Rick Humdy has been an Oklahoma State Trooper for 20 years. After working as a helicopter crew chief in the National Guard, Humdy applied for patrol school. When going through health screenings in 2016 for his new position, Humdy learned that he had atrial fibrillation, or AFib. Shortly after, he started seeing , director of electrophysiology at Oklahoma Heart Institute.

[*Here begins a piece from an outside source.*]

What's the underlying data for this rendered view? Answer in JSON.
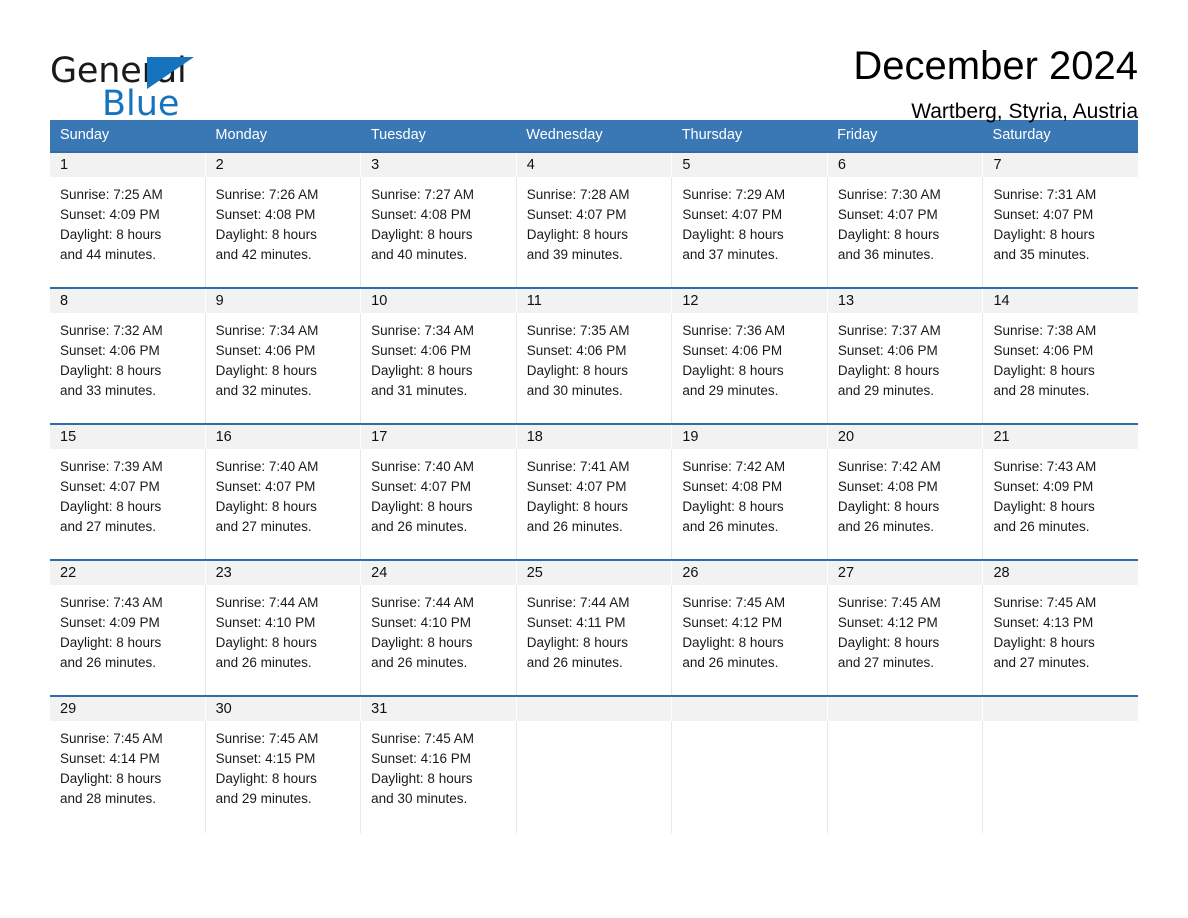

“When I met Dr. Sandler in July of 2016, he told me he could fix my atrial fibrillation,” said Humdy. “I had 100 percent faith in him because he really portrayed confidence when he told me he could fix my AFib. After my initial visit, I went back a few weeks later for Dr. Sandler to do the conversion procedure, but I kept going back into atrial fibrillation. I also went into congestive heart failure during this time, which landed me in the hospital for a few days.”
Prior to surgery, Humdy had some concerns about certain medications due to his line of work. “I told Dr. Sandler that I couldn’t take blood thinners,” said Humdy. “If I were to get into an accident while taking blood thinners, it’s possible that I could bleed out before even getting to a hospital. Dr. Sandler is a great listener and really understood my concerns about this from the start.”

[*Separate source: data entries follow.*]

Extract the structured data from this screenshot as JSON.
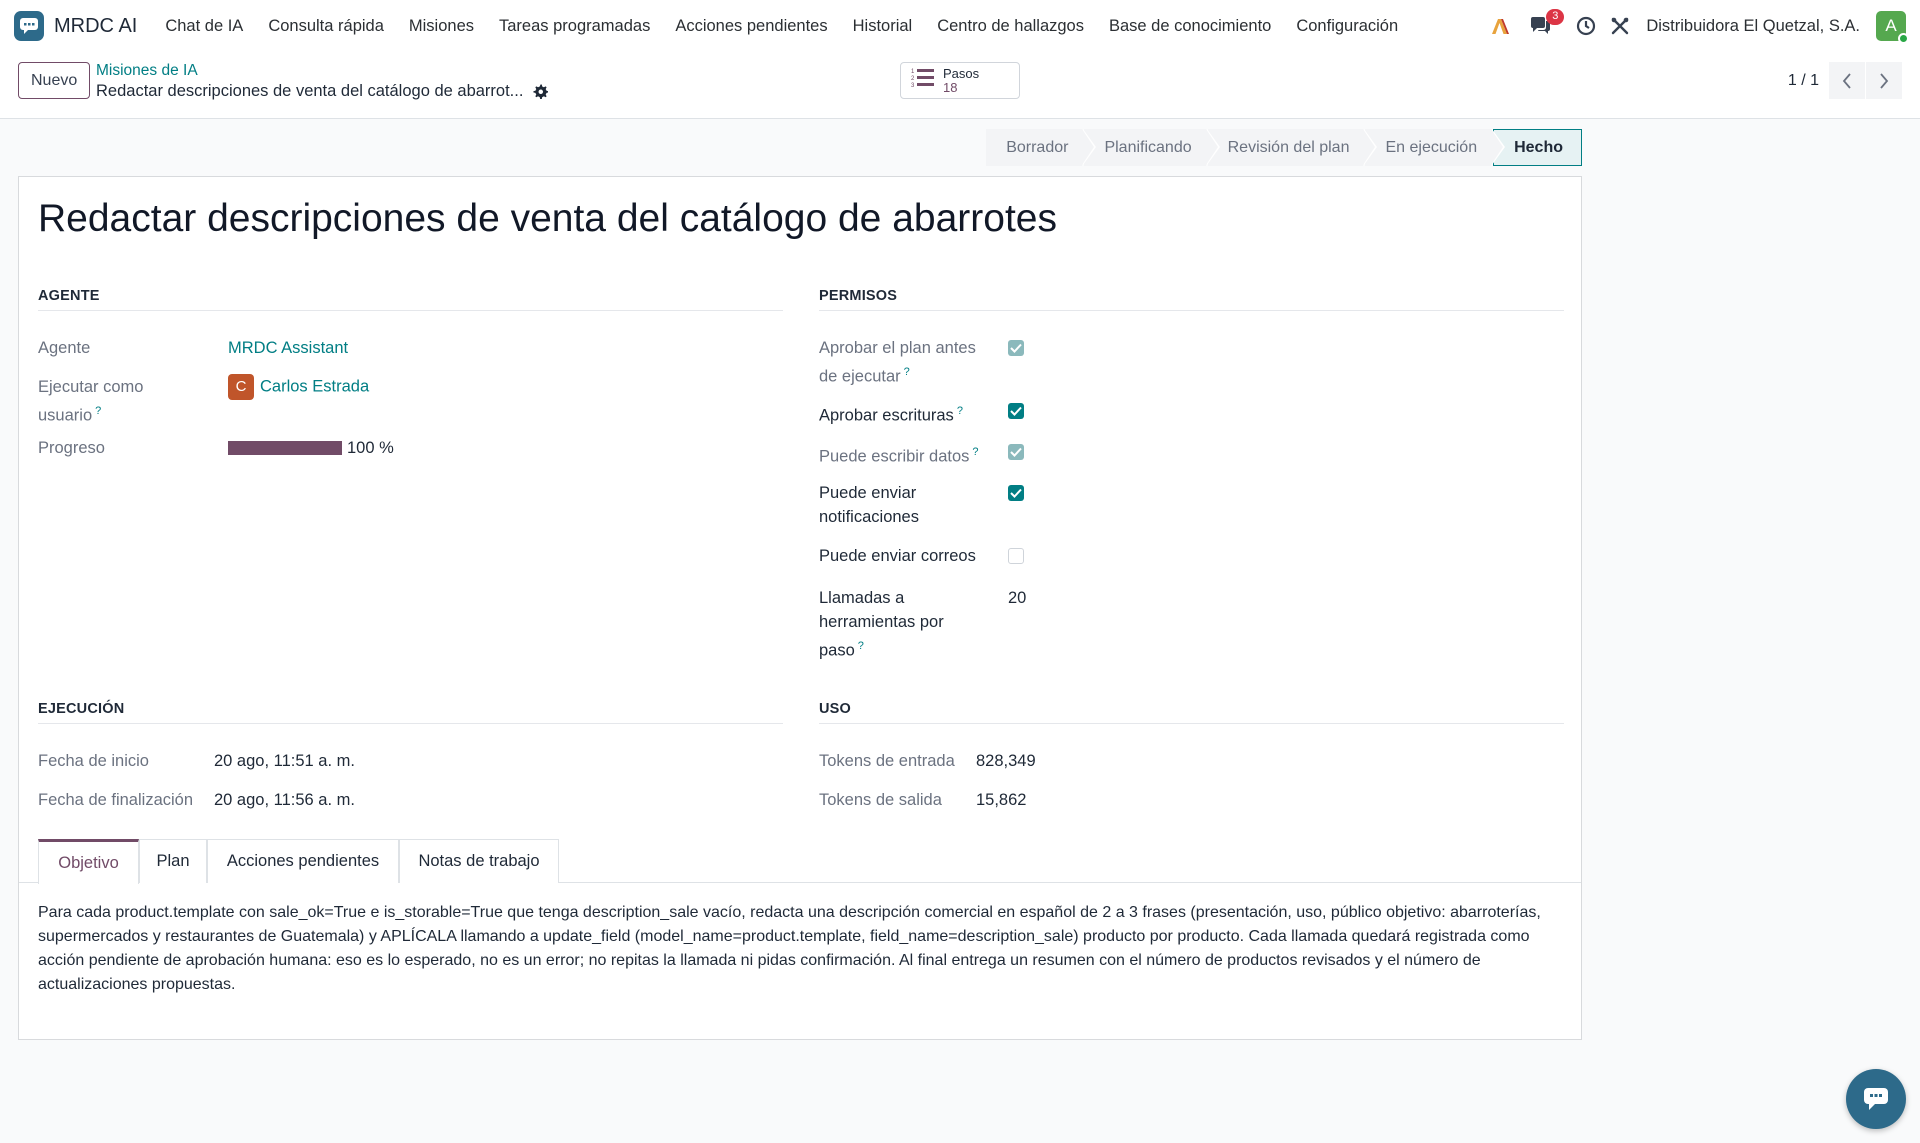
{
  "navbar": {
    "app_name": "MRDC AI",
    "menu": [
      "Chat de IA",
      "Consulta rápida",
      "Misiones",
      "Tareas programadas",
      "Acciones pendientes",
      "Historial",
      "Centro de hallazgos",
      "Base de conocimiento",
      "Configuración"
    ],
    "messages_badge": "3",
    "company": "Distribuidora El Quetzal, S.A.",
    "user_initial": "A"
  },
  "control_panel": {
    "new_button": "Nuevo",
    "breadcrumb_parent": "Misiones de IA",
    "breadcrumb_current": "Redactar descripciones de venta del catálogo de abarrot...",
    "steps_label": "Pasos",
    "steps_count": "18",
    "pager": "1 / 1"
  },
  "statusbar": {
    "stages": [
      "Borrador",
      "Planificando",
      "Revisión del plan",
      "En ejecución",
      "Hecho"
    ],
    "active": "Hecho"
  },
  "record": {
    "title": "Redactar descripciones de venta del catálogo de abarrotes"
  },
  "agent_group": {
    "title": "AGENTE",
    "agent_label": "Agente",
    "agent_value": "MRDC Assistant",
    "run_as_label_1": "Ejecutar como",
    "run_as_label_2": "usuario",
    "run_as_initial": "C",
    "run_as_value": "Carlos Estrada",
    "progress_label": "Progreso",
    "progress_value": "100 %",
    "progress_fraction": 1.0
  },
  "permissions_group": {
    "title": "PERMISOS",
    "approve_plan_1": "Aprobar el plan antes",
    "approve_plan_2": "de ejecutar",
    "approve_writes": "Aprobar escrituras",
    "can_write": "Puede escribir datos",
    "can_notify_1": "Puede enviar",
    "can_notify_2": "notificaciones",
    "can_email": "Puede enviar correos",
    "tool_calls_1": "Llamadas a",
    "tool_calls_2": "herramientas por",
    "tool_calls_3": "paso",
    "tool_calls_value": "20",
    "help_mark": "?"
  },
  "execution_group": {
    "title": "EJECUCIÓN",
    "start_label": "Fecha de inicio",
    "start_value": "20 ago, 11:51 a. m.",
    "end_label": "Fecha de finalización",
    "end_value": "20 ago, 11:56 a. m."
  },
  "usage_group": {
    "title": "USO",
    "input_label": "Tokens de entrada",
    "input_value": "828,349",
    "output_label": "Tokens de salida",
    "output_value": "15,862"
  },
  "tabs": {
    "items": [
      "Objetivo",
      "Plan",
      "Acciones pendientes",
      "Notas de trabajo"
    ],
    "active": "Objetivo",
    "objective_text": "Para cada product.template con sale_ok=True e is_storable=True que tenga description_sale vacío, redacta una descripción comercial en español de 2 a 3 frases (presentación, uso, público objetivo: abarroterías, supermercados y restaurantes de Guatemala) y APLÍCALA llamando a update_field (model_name=product.template, field_name=description_sale) producto por producto. Cada llamada quedará registrada como acción pendiente de aprobación humana: eso es lo esperado, no es un error; no repitas la llamada ni pidas confirmación. Al final entrega un resumen con el número de productos revisados y el número de actualizaciones propuestas."
  },
  "colors": {
    "brand": "#714b67",
    "accent": "#017e84",
    "logo": "#2d6a8a"
  }
}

In October of 2016, Humdy had an atrial fibrillation ablation, a procedure that treats arrhythmia that starts in the atria of the heart, which fixed his atrial fibrillation. Dr. Sandler also installed an experimental closure device.
“I really appreciate everything Dr. Sandler has done for me,” said Humdy. “He meant what he said when he told me he was going to fix my AFib. I haven’t had any complications and I am now just seeing him for yearly follow up appointments.”